Website and app data records
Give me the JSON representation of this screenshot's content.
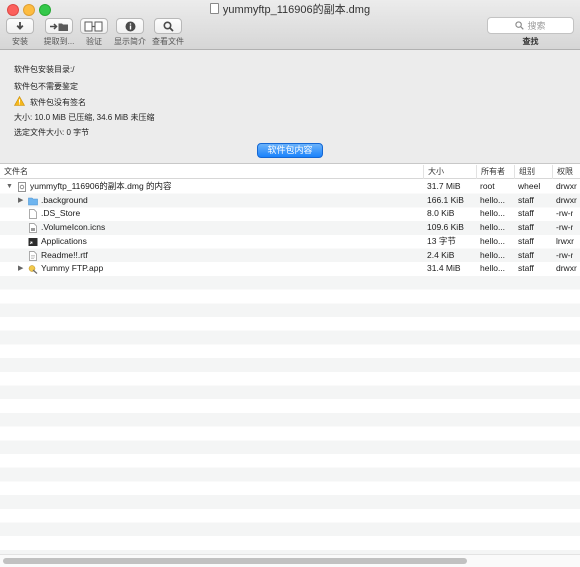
{
  "window": {
    "title": "yummyftp_116906的副本.dmg"
  },
  "toolbar": {
    "buttons": [
      {
        "label": "安装",
        "icon": "download-arrow-icon"
      },
      {
        "label": "提取到...",
        "icon": "extract-to-folder-icon"
      },
      {
        "label": "验证",
        "icon": "verify-icon"
      },
      {
        "label": "显示简介",
        "icon": "info-icon"
      },
      {
        "label": "查看文件",
        "icon": "search-icon"
      }
    ],
    "search": {
      "placeholder": "搜索",
      "label": "查找"
    }
  },
  "info": {
    "install_dir": "软件包安装目录:/",
    "auth": "软件包不需要鉴定",
    "signature": "软件包没有签名",
    "size": "大小: 10.0 MiB 已压缩, 34.6 MiB 未压缩",
    "selected_size": "选定文件大小: 0 字节",
    "contents_button": "软件包内容"
  },
  "table": {
    "columns": [
      "文件名",
      "大小",
      "所有者",
      "组别",
      "权限"
    ],
    "rows": [
      {
        "name": "yummyftp_116906的副本.dmg 的内容",
        "size": "31.7 MiB",
        "owner": "root",
        "group": "wheel",
        "perm": "drwxr",
        "icon": "disk-image-icon",
        "expanded": true
      },
      {
        "name": ".background",
        "size": "166.1 KiB",
        "owner": "hello...",
        "group": "staff",
        "perm": "drwxr",
        "icon": "folder-icon",
        "collapsed": true
      },
      {
        "name": ".DS_Store",
        "size": "8.0 KiB",
        "owner": "hello...",
        "group": "staff",
        "perm": "-rw-r",
        "icon": "document-icon"
      },
      {
        "name": ".VolumeIcon.icns",
        "size": "109.6 KiB",
        "owner": "hello...",
        "group": "staff",
        "perm": "-rw-r",
        "icon": "icns-file-icon"
      },
      {
        "name": "Applications",
        "size": "13 字节",
        "owner": "hello...",
        "group": "staff",
        "perm": "lrwxr",
        "icon": "alias-icon"
      },
      {
        "name": "Readme!!.rtf",
        "size": "2.4 KiB",
        "owner": "hello...",
        "group": "staff",
        "perm": "-rw-r",
        "icon": "rtf-document-icon"
      },
      {
        "name": "Yummy FTP.app",
        "size": "31.4 MiB",
        "owner": "hello...",
        "group": "staff",
        "perm": "drwxr",
        "icon": "app-icon",
        "collapsed": true
      }
    ]
  }
}
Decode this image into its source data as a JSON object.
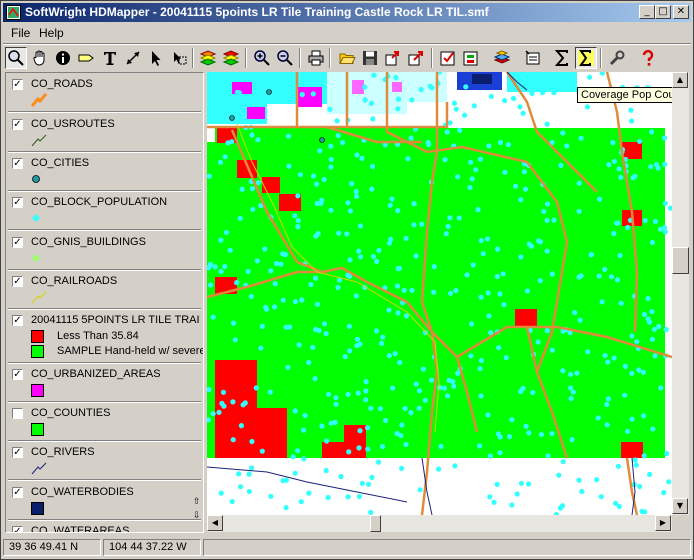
{
  "window": {
    "title": "SoftWright HDMapper - 20041115  5points LR Tile Training Castle Rock LR TIL.smf",
    "controls": {
      "minimize": "_",
      "maximize": "□",
      "close": "✕"
    }
  },
  "menu": [
    {
      "label": "File"
    },
    {
      "label": "Help"
    }
  ],
  "toolbar": {
    "tools": [
      "zoom-tool",
      "pan-tool",
      "info-tool",
      "label-tool",
      "text-tool",
      "measure-tool",
      "select-tool",
      "select-region-tool",
      "layers-tool",
      "layers-2-tool",
      "zoom-in-tool",
      "zoom-out-tool",
      "print-tool",
      "open-tool",
      "save-tool",
      "export-tool",
      "export-2-tool",
      "check-tool",
      "edit-tool",
      "stack-tool",
      "properties-tool",
      "sum-tool",
      "sum-coverage-tool",
      "settings-tool",
      "help-tool"
    ]
  },
  "tooltip": "Coverage Pop Count",
  "legend": {
    "layers": [
      {
        "name": "CO_ROADS",
        "checked": true,
        "symbol": "road-line-icon",
        "color": "#ff8c1a"
      },
      {
        "name": "CO_USROUTES",
        "checked": true,
        "symbol": "route-line-icon",
        "color": "#2a5a1a"
      },
      {
        "name": "CO_CITIES",
        "checked": true,
        "symbol": "city-dot-icon",
        "color": "#1f9aa0"
      },
      {
        "name": "CO_BLOCK_POPULATION",
        "checked": true,
        "symbol": "population-diamond-icon",
        "color": "#33ffff"
      },
      {
        "name": "CO_GNIS_BUILDINGS",
        "checked": true,
        "symbol": "building-diamond-icon",
        "color": "#99ff66"
      },
      {
        "name": "CO_RAILROADS",
        "checked": true,
        "symbol": "railroad-line-icon",
        "color": "#d4d400"
      },
      {
        "name": "20041115  5POINTS LR TILE TRAI",
        "checked": true,
        "items": [
          {
            "label": "Less Than 35.84",
            "color": "#ff0000"
          },
          {
            "label": "SAMPLE Hand-held w/ severe",
            "color": "#00ff00"
          }
        ]
      },
      {
        "name": "CO_URBANIZED_AREAS",
        "checked": true,
        "symbol": "urban-area-swatch",
        "color": "#ff00ff"
      },
      {
        "name": "CO_COUNTIES",
        "checked": false,
        "symbol": "county-swatch",
        "color": "#00ff00"
      },
      {
        "name": "CO_RIVERS",
        "checked": true,
        "symbol": "river-line-icon",
        "color": "#1a237e"
      },
      {
        "name": "CO_WATERBODIES",
        "checked": true,
        "symbol": "waterbody-swatch",
        "color": "#0a1f6b"
      },
      {
        "name": "CO_WATERAREAS",
        "checked": true
      }
    ]
  },
  "status": {
    "latitude": "39 36 49.41 N",
    "longitude": "104 44 37.22 W"
  },
  "colors": {
    "coverage_green": "#00ff00",
    "coverage_red": "#ff0000",
    "road_orange": "#e08a3c",
    "population_cyan": "#33ffff",
    "urban_magenta": "#ff00ff"
  }
}
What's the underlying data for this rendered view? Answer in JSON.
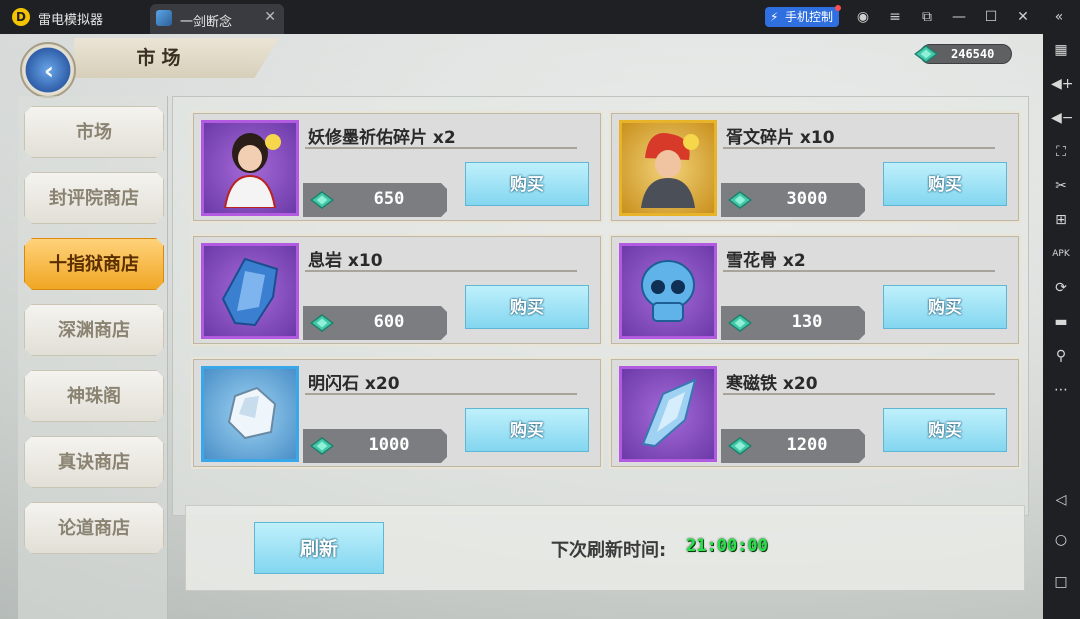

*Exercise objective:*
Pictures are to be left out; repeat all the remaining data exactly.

*Answer to this problem:*
Give me the JSON representation of this screenshot's content.
{
  "window": {
    "title": "yummyftp_116906的副本.dmg"
  },
  "toolbar": {
    "buttons": [
      {
        "label": "安装",
        "icon": "download-arrow-icon"
      },
      {
        "label": "提取到...",
        "icon": "extract-to-folder-icon"
      },
      {
        "label": "验证",
        "icon": "verify-icon"
      },
      {
        "label": "显示简介",
        "icon": "info-icon"
      },
      {
        "label": "查看文件",
        "icon": "search-icon"
      }
    ],
    "search": {
      "placeholder": "搜索",
      "label": "查找"
    }
  },
  "info": {
    "install_dir": "软件包安装目录:/",
    "auth": "软件包不需要鉴定",
    "signature": "软件包没有签名",
    "size": "大小: 10.0 MiB 已压缩, 34.6 MiB 未压缩",
    "selected_size": "选定文件大小: 0 字节",
    "contents_button": "软件包内容"
  },
  "table": {
    "columns": [
      "文件名",
      "大小",
      "所有者",
      "组别",
      "权限"
    ],
    "rows": [
      {
        "name": "yummyftp_116906的副本.dmg 的内容",
        "size": "31.7 MiB",
        "owner": "root",
        "group": "wheel",
        "perm": "drwxr",
        "icon": "disk-image-icon",
        "expanded": true
      },
      {
        "name": ".background",
        "size": "166.1 KiB",
        "owner": "hello...",
        "group": "staff",
        "perm": "drwxr",
        "icon": "folder-icon",
        "collapsed": true
      },
      {
        "name": ".DS_Store",
        "size": "8.0 KiB",
        "owner": "hello...",
        "group": "staff",
        "perm": "-rw-r",
        "icon": "document-icon"
      },
      {
        "name": ".VolumeIcon.icns",
        "size": "109.6 KiB",
        "owner": "hello...",
        "group": "staff",
        "perm": "-rw-r",
        "icon": "icns-file-icon"
      },
      {
        "name": "Applications",
        "size": "13 字节",
        "owner": "hello...",
        "group": "staff",
        "perm": "lrwxr",
        "icon": "alias-icon"
      },
      {
        "name": "Readme!!.rtf",
        "size": "2.4 KiB",
        "owner": "hello...",
        "group": "staff",
        "perm": "-rw-r",
        "icon": "rtf-document-icon"
      },
      {
        "name": "Yummy FTP.app",
        "size": "31.4 MiB",
        "owner": "hello...",
        "group": "staff",
        "perm": "drwxr",
        "icon": "app-icon",
        "collapsed": true
      }
    ]
  }
}
Decode this image into its source data as a JSON object.
{
  "window": {
    "title": "SoftWright HDMapper - 20041115  5points LR Tile Training Castle Rock LR TIL.smf",
    "controls": {
      "minimize": "_",
      "maximize": "□",
      "close": "✕"
    }
  },
  "menu": [
    {
      "label": "File"
    },
    {
      "label": "Help"
    }
  ],
  "toolbar": {
    "tools": [
      "zoom-tool",
      "pan-tool",
      "info-tool",
      "label-tool",
      "text-tool",
      "measure-tool",
      "select-tool",
      "select-region-tool",
      "layers-tool",
      "layers-2-tool",
      "zoom-in-tool",
      "zoom-out-tool",
      "print-tool",
      "open-tool",
      "save-tool",
      "export-tool",
      "export-2-tool",
      "check-tool",
      "edit-tool",
      "stack-tool",
      "properties-tool",
      "sum-tool",
      "sum-coverage-tool",
      "settings-tool",
      "help-tool"
    ]
  },
  "tooltip": "Coverage Pop Count",
  "legend": {
    "layers": [
      {
        "name": "CO_ROADS",
        "checked": true,
        "symbol": "road-line-icon",
        "color": "#ff8c1a"
      },
      {
        "name": "CO_USROUTES",
        "checked": true,
        "symbol": "route-line-icon",
        "color": "#2a5a1a"
      },
      {
        "name": "CO_CITIES",
        "checked": true,
        "symbol": "city-dot-icon",
        "color": "#1f9aa0"
      },
      {
        "name": "CO_BLOCK_POPULATION",
        "checked": true,
        "symbol": "population-diamond-icon",
        "color": "#33ffff"
      },
      {
        "name": "CO_GNIS_BUILDINGS",
        "checked": true,
        "symbol": "building-diamond-icon",
        "color": "#99ff66"
      },
      {
        "name": "CO_RAILROADS",
        "checked": true,
        "symbol": "railroad-line-icon",
        "color": "#d4d400"
      },
      {
        "name": "20041115  5POINTS LR TILE TRAI",
        "checked": true,
        "items": [
          {
            "label": "Less Than 35.84",
            "color": "#ff0000"
          },
          {
            "label": "SAMPLE Hand-held w/ severe",
            "color": "#00ff00"
          }
        ]
      },
      {
        "name": "CO_URBANIZED_AREAS",
        "checked": true,
        "symbol": "urban-area-swatch",
        "color": "#ff00ff"
      },
      {
        "name": "CO_COUNTIES",
        "checked": false,
        "symbol": "county-swatch",
        "color": "#00ff00"
      },
      {
        "name": "CO_RIVERS",
        "checked": true,
        "symbol": "river-line-icon",
        "color": "#1a237e"
      },
      {
        "name": "CO_WATERBODIES",
        "checked": true,
        "symbol": "waterbody-swatch",
        "color": "#0a1f6b"
      },
      {
        "name": "CO_WATERAREAS",
        "checked": true
      }
    ]
  },
  "status": {
    "latitude": "39 36 49.41 N",
    "longitude": "104 44 37.22 W"
  },
  "colors": {
    "coverage_green": "#00ff00",
    "coverage_red": "#ff0000",
    "road_orange": "#e08a3c",
    "population_cyan": "#33ffff",
    "urban_magenta": "#ff00ff"
  }
}
What's the underlying data for this rendered view? Answer in JSON.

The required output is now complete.